Kick spousal criticism to the curb

A common complaint among many married couples is that their partner is overly critical. Most marriage breakdowns come after a breakdown in positive communication.

A common complaint among many married couples is that their partner is overly critical. Most marriage breakdowns come after a breakdown in positive communication. Couples move from love to contempt very quickly when they don’t know how to control the cycle of criticism and insult. While it is difficult to live with someone who is constantly complaining about what you do and how you do it, learning to respond to criticism with patience and understanding will improve your marriage and help turn negative communication into positive communication.

1. Make a commitment

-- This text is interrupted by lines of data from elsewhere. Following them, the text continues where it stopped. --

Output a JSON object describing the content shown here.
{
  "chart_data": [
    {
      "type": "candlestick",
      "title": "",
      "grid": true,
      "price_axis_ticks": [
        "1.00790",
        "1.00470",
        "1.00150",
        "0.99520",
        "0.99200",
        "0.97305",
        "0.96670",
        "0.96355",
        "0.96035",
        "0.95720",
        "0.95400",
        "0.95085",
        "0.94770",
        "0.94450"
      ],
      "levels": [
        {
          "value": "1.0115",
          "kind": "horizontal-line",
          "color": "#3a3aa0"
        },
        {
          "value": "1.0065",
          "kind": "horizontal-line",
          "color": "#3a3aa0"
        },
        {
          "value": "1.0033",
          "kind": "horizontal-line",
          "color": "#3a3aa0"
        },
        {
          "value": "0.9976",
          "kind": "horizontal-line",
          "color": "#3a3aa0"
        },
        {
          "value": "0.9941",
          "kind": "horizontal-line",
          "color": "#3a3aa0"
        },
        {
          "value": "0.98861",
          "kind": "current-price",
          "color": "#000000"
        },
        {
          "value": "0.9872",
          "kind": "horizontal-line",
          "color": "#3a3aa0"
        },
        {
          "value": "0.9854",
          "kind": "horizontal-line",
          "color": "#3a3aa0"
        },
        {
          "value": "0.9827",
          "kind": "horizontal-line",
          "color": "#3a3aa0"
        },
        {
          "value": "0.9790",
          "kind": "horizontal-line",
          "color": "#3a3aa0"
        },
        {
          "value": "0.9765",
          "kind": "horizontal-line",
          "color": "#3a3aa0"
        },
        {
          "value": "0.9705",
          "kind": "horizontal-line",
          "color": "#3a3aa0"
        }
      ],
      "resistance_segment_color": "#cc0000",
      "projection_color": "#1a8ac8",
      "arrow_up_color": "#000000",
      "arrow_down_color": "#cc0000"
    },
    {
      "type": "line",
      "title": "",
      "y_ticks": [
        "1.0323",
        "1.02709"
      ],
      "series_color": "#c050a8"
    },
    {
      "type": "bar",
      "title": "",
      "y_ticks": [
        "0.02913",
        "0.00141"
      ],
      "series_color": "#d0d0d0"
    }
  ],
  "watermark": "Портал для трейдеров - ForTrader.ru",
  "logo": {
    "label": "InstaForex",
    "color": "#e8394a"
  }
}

As you and your spouse endeavor to improve your communication, it is vital that you both make a commitment to that effort. Problems with communication are almost never one-sided, and both spouses must actively find ways that they can change their behavior in order to achieve success. Your relationship will never improve if only one of you is trying.

2. Stop hurtful behaviors

Part of overcoming negative communication is learning to recognize and control those behaviors that hurt your spouse. One way to do this is to record an argument and then listen to it together. Each of you can point out the things the other says that are damaging. Another way is to come up with signs or gestures that can be used during a discussion to let the person talking know whether what they have said affects the other person negatively or positively. This provides immediate feedback and is effective in helping each partner become more aware of some of their communication issues.

3. Respond to criticism with empathy

Try to understand the perspective of the other person. A good way to do this is to establish the rule that you may only speak after summarizing what it is that you understood from your spouse’s comments. Allow your spouse to correct or clarify anything that you misunderstood. This exercise will force you to understand exactly what your spouse intended to communicate and will allow you to see things from his or her point of view.

4. Use “I” statements

Do not say things like, “You never…” or “You always….” Commands or accusations will inevitably create resentment and will only intensify feelings of defensiveness. Instead, use “I” statements that refer to how you are feeling. For example, instead of saying, “You never listen to anything I say,” you could say, “I feel hurt and ignored when you turn away while I’m talking to you.” It is very difficult to argue with the way someone feels because it is completely subjective. And because you are taking personal responsibility for your feelings, the other person is much less likely to feel attacked and more likely to understand your point of view.

5. Be willing to forgive and to give in often

Being happy in your marriage is more important than being right. Most people are inclined to latch onto their argument and defend it at all costs, even if they know deep down that they are wrong. Resist this impulse. Many things that couples fight about just aren’t worth the time and energy involved. Learn to let things go and to give in when it isn’t important. Then realize that there are few things that are more important than your relationship with your spouse. If you can accomplish this, your disagreements will become fewer and farther between while your love and respect for one another will increase exponentially.

6. Seek professional help if needed

Some problems need an objective third party to intervene. If you cannot work out your differences on your own, consider seeking help from a marriage counselor.

Lynn Scoresby

A. Lynn Scoresby, founder and president of My Family Track , First Answers , and Achievement Synchrony , and has been a marriage and family psychologist for more than 35 years. He has published more than 20 books and training programs.